WHAT IS NEEDED:
An exact reprint of the data below is required, line for line.

Data excerpts
○ ○ ○ ○

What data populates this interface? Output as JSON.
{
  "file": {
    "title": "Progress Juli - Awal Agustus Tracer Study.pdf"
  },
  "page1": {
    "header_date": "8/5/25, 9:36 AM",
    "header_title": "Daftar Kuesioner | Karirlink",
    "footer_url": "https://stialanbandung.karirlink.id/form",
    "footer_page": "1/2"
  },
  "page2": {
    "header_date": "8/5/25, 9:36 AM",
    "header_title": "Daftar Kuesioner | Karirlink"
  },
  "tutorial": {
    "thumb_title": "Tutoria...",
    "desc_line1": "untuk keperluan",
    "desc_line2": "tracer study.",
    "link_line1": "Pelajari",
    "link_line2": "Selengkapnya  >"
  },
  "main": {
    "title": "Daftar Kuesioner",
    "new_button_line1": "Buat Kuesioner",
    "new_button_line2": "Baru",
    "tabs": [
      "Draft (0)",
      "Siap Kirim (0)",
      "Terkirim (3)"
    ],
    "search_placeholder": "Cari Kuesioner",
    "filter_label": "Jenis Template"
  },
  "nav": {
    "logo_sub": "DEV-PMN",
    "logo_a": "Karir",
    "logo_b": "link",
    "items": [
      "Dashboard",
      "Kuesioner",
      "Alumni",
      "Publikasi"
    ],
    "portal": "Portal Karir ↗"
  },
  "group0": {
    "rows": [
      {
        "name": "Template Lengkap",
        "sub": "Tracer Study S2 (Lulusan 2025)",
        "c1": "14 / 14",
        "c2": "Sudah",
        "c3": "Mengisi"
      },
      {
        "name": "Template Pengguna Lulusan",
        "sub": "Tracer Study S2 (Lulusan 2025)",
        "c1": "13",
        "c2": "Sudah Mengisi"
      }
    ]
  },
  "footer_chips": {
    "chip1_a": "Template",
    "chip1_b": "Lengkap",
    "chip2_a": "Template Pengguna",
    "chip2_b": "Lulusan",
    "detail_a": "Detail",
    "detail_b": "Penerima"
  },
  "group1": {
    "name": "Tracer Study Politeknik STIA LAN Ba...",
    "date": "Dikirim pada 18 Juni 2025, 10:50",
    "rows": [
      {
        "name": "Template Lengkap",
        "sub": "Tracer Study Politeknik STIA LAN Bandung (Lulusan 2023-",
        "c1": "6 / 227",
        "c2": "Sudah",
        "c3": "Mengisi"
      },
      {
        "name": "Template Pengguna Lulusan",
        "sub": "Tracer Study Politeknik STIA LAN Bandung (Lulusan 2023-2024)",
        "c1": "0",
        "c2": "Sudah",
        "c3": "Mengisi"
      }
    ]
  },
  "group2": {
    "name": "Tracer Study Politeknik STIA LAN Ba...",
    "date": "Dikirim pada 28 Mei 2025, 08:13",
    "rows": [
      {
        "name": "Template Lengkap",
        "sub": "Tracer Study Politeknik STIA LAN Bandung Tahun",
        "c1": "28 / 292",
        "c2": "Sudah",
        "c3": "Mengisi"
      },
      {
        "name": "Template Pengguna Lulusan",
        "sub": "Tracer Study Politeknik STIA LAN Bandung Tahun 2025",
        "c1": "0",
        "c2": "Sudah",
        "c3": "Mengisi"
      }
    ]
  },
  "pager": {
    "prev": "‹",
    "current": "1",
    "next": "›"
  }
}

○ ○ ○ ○

SOLUTION TO THIS EXERCISE:
What data populates this interface? Output as JSON.
{
  "file": {
    "title": "Progress Juli - Awal Agustus Tracer Study.pdf"
  },
  "page1": {
    "header_date": "8/5/25, 9:36 AM",
    "header_title": "Daftar Kuesioner | Karirlink",
    "footer_url": "https://stialanbandung.karirlink.id/form",
    "footer_page": "1/2"
  },
  "page2": {
    "header_date": "8/5/25, 9:36 AM",
    "header_title": "Daftar Kuesioner | Karirlink"
  },
  "tutorial": {
    "thumb_title": "Tutoria...",
    "desc_line1": "untuk keperluan",
    "desc_line2": "tracer study.",
    "link_line1": "Pelajari",
    "link_line2": "Selengkapnya  >"
  },
  "main": {
    "title": "Daftar Kuesioner",
    "new_button_line1": "Buat Kuesioner",
    "new_button_line2": "Baru",
    "tabs": [
      "Draft (0)",
      "Siap Kirim (0)",
      "Terkirim (3)"
    ],
    "search_placeholder": "Cari Kuesioner",
    "filter_label": "Jenis Template"
  },
  "nav": {
    "logo_sub": "DEV-PMN",
    "logo_a": "Karir",
    "logo_b": "link",
    "items": [
      "Dashboard",
      "Kuesioner",
      "Alumni",
      "Publikasi"
    ],
    "portal": "Portal Karir ↗"
  },
  "group0": {
    "rows": [
      {
        "name": "Template Lengkap",
        "sub": "Tracer Study S2 (Lulusan 2025)",
        "c1": "14 / 14",
        "c2": "Sudah",
        "c3": "Mengisi"
      },
      {
        "name": "Template Pengguna Lulusan",
        "sub": "Tracer Study S2 (Lulusan 2025)",
        "c1": "13",
        "c2": "Sudah Mengisi"
      }
    ]
  },
  "footer_chips": {
    "chip1_a": "Template",
    "chip1_b": "Lengkap",
    "chip2_a": "Template Pengguna",
    "chip2_b": "Lulusan",
    "detail_a": "Detail",
    "detail_b": "Penerima"
  },
  "group1": {
    "name": "Tracer Study Politeknik STIA LAN Ba...",
    "date": "Dikirim pada 18 Juni 2025, 10:50",
    "rows": [
      {
        "name": "Template Lengkap",
        "sub": "Tracer Study Politeknik STIA LAN Bandung (Lulusan 2023-",
        "c1": "6 / 227",
        "c2": "Sudah",
        "c3": "Mengisi"
      },
      {
        "name": "Template Pengguna Lulusan",
        "sub": "Tracer Study Politeknik STIA LAN Bandung (Lulusan 2023-2024)",
        "c1": "0",
        "c2": "Sudah",
        "c3": "Mengisi"
      }
    ]
  },
  "group2": {
    "name": "Tracer Study Politeknik STIA LAN Ba...",
    "date": "Dikirim pada 28 Mei 2025, 08:13",
    "rows": [
      {
        "name": "Template Lengkap",
        "sub": "Tracer Study Politeknik STIA LAN Bandung Tahun",
        "c1": "28 / 292",
        "c2": "Sudah",
        "c3": "Mengisi"
      },
      {
        "name": "Template Pengguna Lulusan",
        "sub": "Tracer Study Politeknik STIA LAN Bandung Tahun 2025",
        "c1": "0",
        "c2": "Sudah",
        "c3": "Mengisi"
      }
    ]
  },
  "pager": {
    "prev": "‹",
    "current": "1",
    "next": "›"
  }
}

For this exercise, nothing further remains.